The earlier part - Agrippina's endless conniving - was enough to generate Handel's first operatic hit. Understandably, the work still attracts attention, nearly three centuries after its splendid premiere in Venice; New York City Opera happens to have a production of Agrippina on the boards now, as does Baltimore's Opera Vivente.
The local venture, which opened Thursday at Emmanuel Episcopal Church, finds the young company in imaginative form. Although the score's demands are not met in uniformly successful fashion, the music's extraordinary color and spice emerge. (Judicious trims have been made, but the running time, with two intermissions, still approaches four hours.)

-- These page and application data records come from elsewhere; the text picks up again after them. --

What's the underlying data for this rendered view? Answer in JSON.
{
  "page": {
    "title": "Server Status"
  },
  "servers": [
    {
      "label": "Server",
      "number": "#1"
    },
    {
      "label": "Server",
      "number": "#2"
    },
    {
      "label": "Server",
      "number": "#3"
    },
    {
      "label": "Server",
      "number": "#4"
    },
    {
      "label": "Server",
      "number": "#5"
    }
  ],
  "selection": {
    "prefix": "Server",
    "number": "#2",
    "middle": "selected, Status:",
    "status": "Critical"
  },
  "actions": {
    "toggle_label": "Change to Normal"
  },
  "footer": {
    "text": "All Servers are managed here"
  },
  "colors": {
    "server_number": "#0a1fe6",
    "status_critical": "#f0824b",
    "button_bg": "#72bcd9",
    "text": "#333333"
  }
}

John Bowen's new English translation of the libretto by Italian cardinal Vincenzo Grimani retains and occasionally embellishes the original's satire, humor and poetry.
And Bowen has come up with an updated staging that works well within Anthea Smith's stylishly stark set design in shades of gray and black.
Agrippina is patterned after Joan Collins in the deliciously over-the-top TV show Dynasty, with an eye-catching wardrobe to match. This Agrippina doesn't send a waiting page off to deliver a message, but hits the intercom button on her desk phone and tells an unseen "Trevor" to do her bidding.
Agrippina's primary nemesis, the sexy Poppea, gives her a run for her money in the couture department (including a bedtime outfit on a Victoria's Secret level). Roman emperor Claudius and most of the other men stick to business suits. A cluster of plebes, looking like street people, appears now and then to provide a jolt of contrast.
In the title role, Fenlon Lamb revealed a bright, flexible voice, ever-vibrant phrasing and theatrical flourish Thursday. She was particularly impressive in the closing aria of Act 2, one of Handel's most sparkling inventions, with a buoyant, catchy waltz tune that Haydn and Schubert would have envied.
Vikki Ann Jones offered finely molded, often-brilliant coloratura and assured acting as Poppea. She sounded like a soprano with a big future.
Nero, a castrato role in 1709, was performed by a "sopranisto" (or male soprano), Marquice Alexander. Some intonation and articulation slips aside, his light voice proved effective, and he caught the would-be ruler's immaturity tellingly enough. Too bad he was stuck with an unfortunate wig.
So was Brendan Cooke (I assume all the big hair was meant to recall the '80s styles of Dynasty), but his ripe tones and firm technique fleshed out Pallante's character winningly.
There were varying degrees of vocal finesse from Peter Murphy (Claudius), Stephanie Bramble-Butler (Ottone) and Jennifer Blades (Narcissus). Monica Reinagel (Juno) sang with considerable warmth and nuance. William Heim's warm sound and colorful phrasing stood out in the small role of Lesbos.
Conductor Aaron Sherber encountered a few rough patches, but generally kept the score flowing vibrantly. Adam Pearl at the harpsichord and David Shumway at the cello gave the performance a solid, vivid foundation. At its best, the small orchestra's valiant work helped bring Handel's genius to life.
Where: Emmanuel Episcopal Church, 811 Cathedral St.
When: 2 p.m. tomorrow
Tickets: $15 (students, seniors) and $20